Work item — Please set down the data word for word; images do not go in the copy.

*** Block opens ***

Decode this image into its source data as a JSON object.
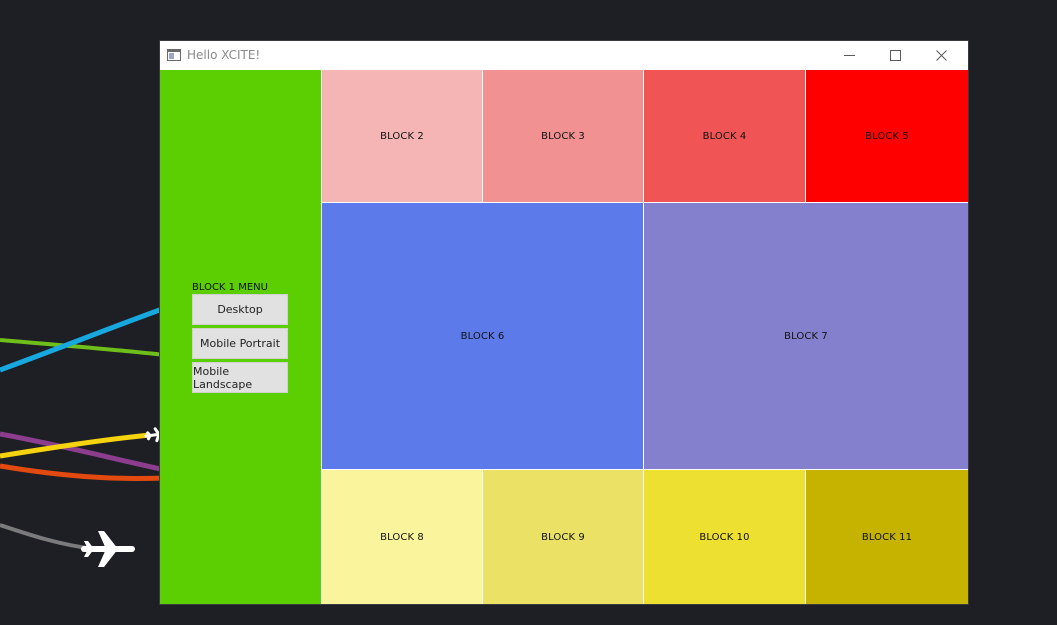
{
  "window": {
    "title": "Hello XCITE!"
  },
  "block1": {
    "menu_title": "BLOCK 1 MENU",
    "buttons": [
      {
        "label": "Desktop"
      },
      {
        "label": "Mobile Portrait"
      },
      {
        "label": "Mobile Landscape"
      }
    ],
    "color": "#5ccf02"
  },
  "blocks": {
    "b2": {
      "label": "BLOCK 2",
      "color": "#f5b5b4"
    },
    "b3": {
      "label": "BLOCK 3",
      "color": "#f19191"
    },
    "b4": {
      "label": "BLOCK 4",
      "color": "#f05454"
    },
    "b5": {
      "label": "BLOCK 5",
      "color": "#ff0000"
    },
    "b6": {
      "label": "BLOCK 6",
      "color": "#5c7aea"
    },
    "b7": {
      "label": "BLOCK 7",
      "color": "#8580cd"
    },
    "b8": {
      "label": "BLOCK 8",
      "color": "#faf59c"
    },
    "b9": {
      "label": "BLOCK 9",
      "color": "#ebe165"
    },
    "b10": {
      "label": "BLOCK 10",
      "color": "#eee030"
    },
    "b11": {
      "label": "BLOCK 11",
      "color": "#c5b300"
    }
  },
  "icons": {
    "app": "app-window-icon",
    "minimize": "minimize-icon",
    "maximize": "maximize-icon",
    "close": "close-icon",
    "airplane": "airplane-icon"
  }
}
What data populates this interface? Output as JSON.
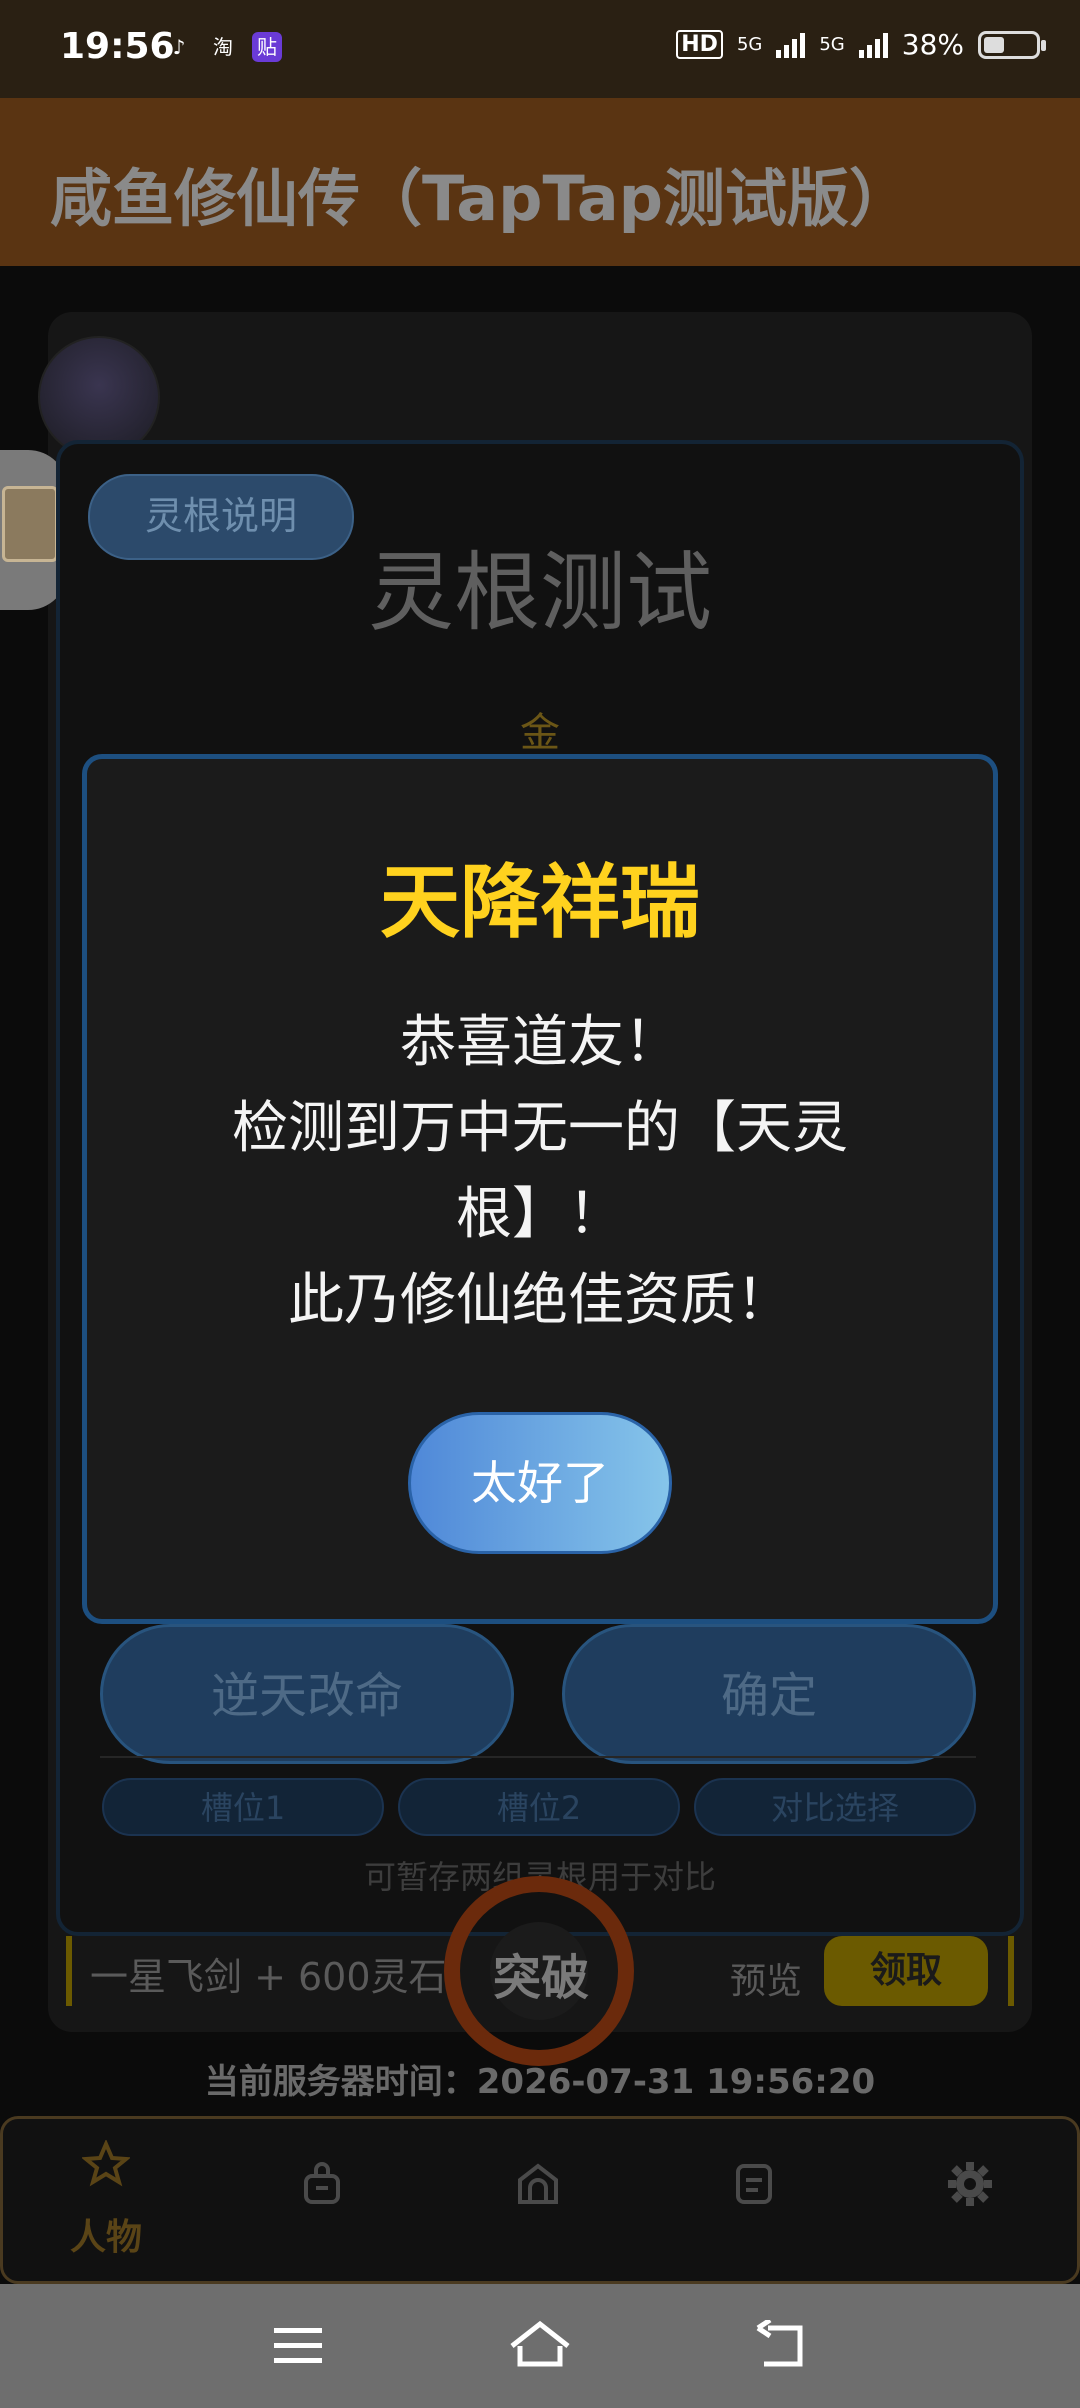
{
  "status_bar": {
    "time": "19:56",
    "app_icons": [
      "tiktok-icon",
      "taobao-icon",
      "tieba-icon"
    ],
    "taobao_label": "淘",
    "tieba_label": "贴",
    "hd_label": "HD",
    "net1": "5G",
    "net2": "5G",
    "battery": "38%"
  },
  "app_header": {
    "title": "咸鱼修仙传（TapTap测试版）"
  },
  "lingen_dialog": {
    "explain_button": "灵根说明",
    "title": "灵根测试",
    "element": "金",
    "left_button": "逆天改命",
    "right_button": "确定",
    "slots": [
      "槽位1",
      "槽位2",
      "对比选择"
    ],
    "hint": "可暂存两组灵根用于对比"
  },
  "reward": {
    "text": "一星飞剑 + 600灵石",
    "preview": "预览",
    "claim": "领取",
    "breakthrough": "突破"
  },
  "server_time": "当前服务器时间：2026-07-31 19:56:20",
  "bottom_nav": {
    "items": [
      {
        "label": "人物",
        "icon": "star-icon"
      },
      {
        "label": "",
        "icon": "bag-icon"
      },
      {
        "label": "",
        "icon": "sect-icon"
      },
      {
        "label": "",
        "icon": "document-icon"
      },
      {
        "label": "",
        "icon": "gear-icon"
      }
    ]
  },
  "modal": {
    "title": "天降祥瑞",
    "lines": [
      "恭喜道友！",
      "检测到万中无一的【天灵",
      "根】！",
      "此乃修仙绝佳资质！"
    ],
    "ok_button": "太好了"
  },
  "colors": {
    "accent_gold": "#ffd21e",
    "modal_border": "#1d4f80",
    "button_gradient_start": "#4f88d8",
    "button_gradient_end": "#86c5ea"
  }
}
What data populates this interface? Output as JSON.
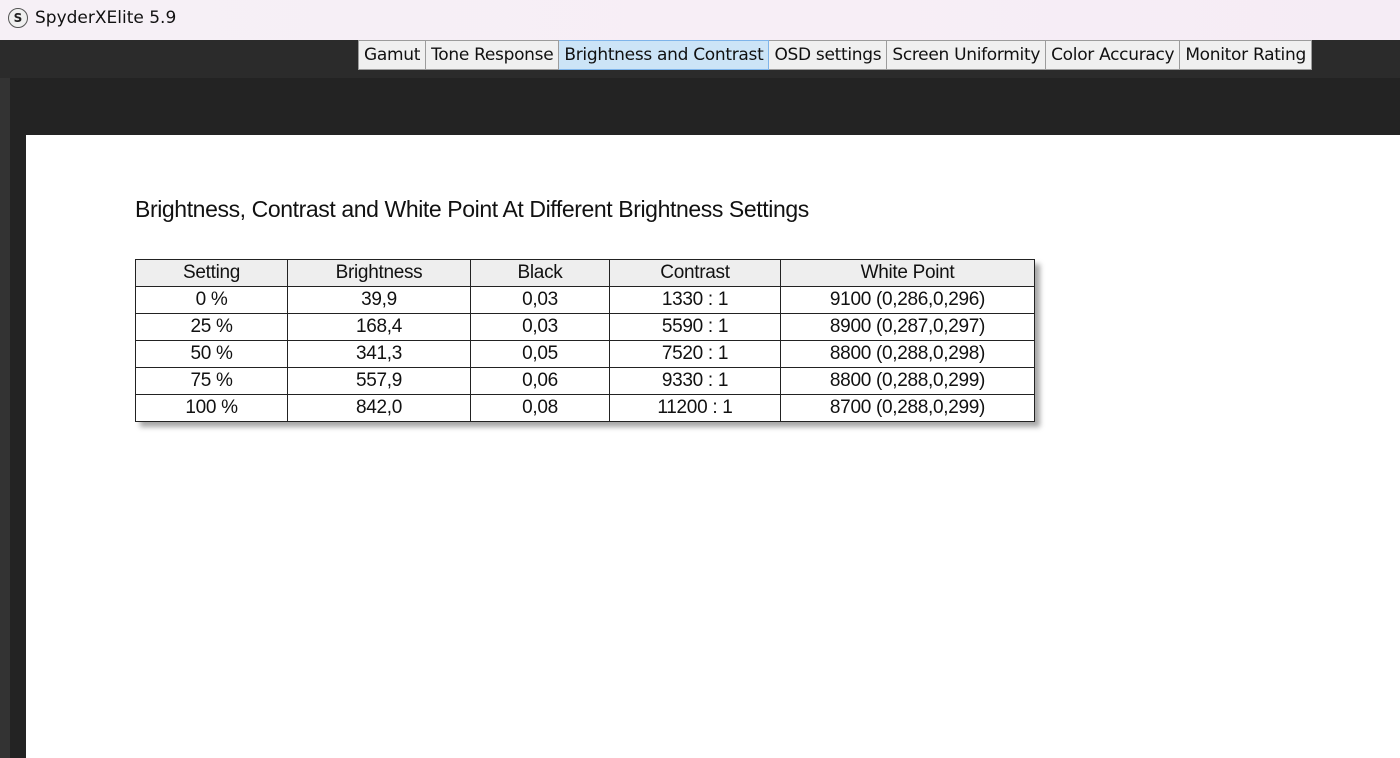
{
  "window": {
    "icon": "spyder-s-icon",
    "icon_glyph": "S",
    "title": "SpyderXElite 5.9"
  },
  "tabs": [
    {
      "label": "Gamut",
      "active": false
    },
    {
      "label": "Tone Response",
      "active": false
    },
    {
      "label": "Brightness and Contrast",
      "active": true
    },
    {
      "label": "OSD settings",
      "active": false
    },
    {
      "label": "Screen Uniformity",
      "active": false
    },
    {
      "label": "Color Accuracy",
      "active": false
    },
    {
      "label": "Monitor Rating",
      "active": false
    }
  ],
  "report": {
    "title": "Brightness, Contrast and White Point At Different Brightness Settings",
    "columns": [
      "Setting",
      "Brightness",
      "Black",
      "Contrast",
      "White Point"
    ],
    "rows": [
      [
        "0 %",
        "39,9",
        "0,03",
        "1330 : 1",
        "9100 (0,286,0,296)"
      ],
      [
        "25 %",
        "168,4",
        "0,03",
        "5590 : 1",
        "8900 (0,287,0,297)"
      ],
      [
        "50 %",
        "341,3",
        "0,05",
        "7520 : 1",
        "8800 (0,288,0,298)"
      ],
      [
        "75 %",
        "557,9",
        "0,06",
        "9330 : 1",
        "8800 (0,288,0,299)"
      ],
      [
        "100 %",
        "842,0",
        "0,08",
        "11200 : 1",
        "8700 (0,288,0,299)"
      ]
    ]
  },
  "colors": {
    "active_tab": "#cce4f7",
    "app_background": "#2a2a2a",
    "page": "#ffffff"
  }
}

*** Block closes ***

Finished task —
Decode this image into its source data as a JSON object.
{
  "window": {
    "title": "Hello XCITE!"
  },
  "block1": {
    "menu_title": "BLOCK 1 MENU",
    "buttons": [
      {
        "label": "Desktop"
      },
      {
        "label": "Mobile Portrait"
      },
      {
        "label": "Mobile Landscape"
      }
    ],
    "color": "#5ccf02"
  },
  "blocks": {
    "b2": {
      "label": "BLOCK 2",
      "color": "#f5b5b4"
    },
    "b3": {
      "label": "BLOCK 3",
      "color": "#f19191"
    },
    "b4": {
      "label": "BLOCK 4",
      "color": "#f05454"
    },
    "b5": {
      "label": "BLOCK 5",
      "color": "#ff0000"
    },
    "b6": {
      "label": "BLOCK 6",
      "color": "#5c7aea"
    },
    "b7": {
      "label": "BLOCK 7",
      "color": "#8580cd"
    },
    "b8": {
      "label": "BLOCK 8",
      "color": "#faf59c"
    },
    "b9": {
      "label": "BLOCK 9",
      "color": "#ebe165"
    },
    "b10": {
      "label": "BLOCK 10",
      "color": "#eee030"
    },
    "b11": {
      "label": "BLOCK 11",
      "color": "#c5b300"
    }
  },
  "icons": {
    "app": "app-window-icon",
    "minimize": "minimize-icon",
    "maximize": "maximize-icon",
    "close": "close-icon",
    "airplane": "airplane-icon"
  }
}
What data populates this interface? Output as JSON.
{
  "status_bar": {
    "time": "19:56",
    "app_icons": [
      "tiktok-icon",
      "taobao-icon",
      "tieba-icon"
    ],
    "taobao_label": "淘",
    "tieba_label": "贴",
    "hd_label": "HD",
    "net1": "5G",
    "net2": "5G",
    "battery": "38%"
  },
  "app_header": {
    "title": "咸鱼修仙传（TapTap测试版）"
  },
  "lingen_dialog": {
    "explain_button": "灵根说明",
    "title": "灵根测试",
    "element": "金",
    "left_button": "逆天改命",
    "right_button": "确定",
    "slots": [
      "槽位1",
      "槽位2",
      "对比选择"
    ],
    "hint": "可暂存两组灵根用于对比"
  },
  "reward": {
    "text": "一星飞剑 + 600灵石",
    "preview": "预览",
    "claim": "领取",
    "breakthrough": "突破"
  },
  "server_time": "当前服务器时间：2026-07-31 19:56:20",
  "bottom_nav": {
    "items": [
      {
        "label": "人物",
        "icon": "star-icon"
      },
      {
        "label": "",
        "icon": "bag-icon"
      },
      {
        "label": "",
        "icon": "sect-icon"
      },
      {
        "label": "",
        "icon": "document-icon"
      },
      {
        "label": "",
        "icon": "gear-icon"
      }
    ]
  },
  "modal": {
    "title": "天降祥瑞",
    "lines": [
      "恭喜道友！",
      "检测到万中无一的【天灵",
      "根】！",
      "此乃修仙绝佳资质！"
    ],
    "ok_button": "太好了"
  },
  "colors": {
    "accent_gold": "#ffd21e",
    "modal_border": "#1d4f80",
    "button_gradient_start": "#4f88d8",
    "button_gradient_end": "#86c5ea"
  }
}
What data populates this interface? Output as JSON.
{
  "window": {
    "icon": "spyder-s-icon",
    "icon_glyph": "S",
    "title": "SpyderXElite 5.9"
  },
  "tabs": [
    {
      "label": "Gamut",
      "active": false
    },
    {
      "label": "Tone Response",
      "active": false
    },
    {
      "label": "Brightness and Contrast",
      "active": true
    },
    {
      "label": "OSD settings",
      "active": false
    },
    {
      "label": "Screen Uniformity",
      "active": false
    },
    {
      "label": "Color Accuracy",
      "active": false
    },
    {
      "label": "Monitor Rating",
      "active": false
    }
  ],
  "report": {
    "title": "Brightness, Contrast and White Point At Different Brightness Settings",
    "columns": [
      "Setting",
      "Brightness",
      "Black",
      "Contrast",
      "White Point"
    ],
    "rows": [
      [
        "0 %",
        "39,9",
        "0,03",
        "1330 : 1",
        "9100 (0,286,0,296)"
      ],
      [
        "25 %",
        "168,4",
        "0,03",
        "5590 : 1",
        "8900 (0,287,0,297)"
      ],
      [
        "50 %",
        "341,3",
        "0,05",
        "7520 : 1",
        "8800 (0,288,0,298)"
      ],
      [
        "75 %",
        "557,9",
        "0,06",
        "9330 : 1",
        "8800 (0,288,0,299)"
      ],
      [
        "100 %",
        "842,0",
        "0,08",
        "11200 : 1",
        "8700 (0,288,0,299)"
      ]
    ]
  },
  "colors": {
    "active_tab": "#cce4f7",
    "app_background": "#2a2a2a",
    "page": "#ffffff"
  }
}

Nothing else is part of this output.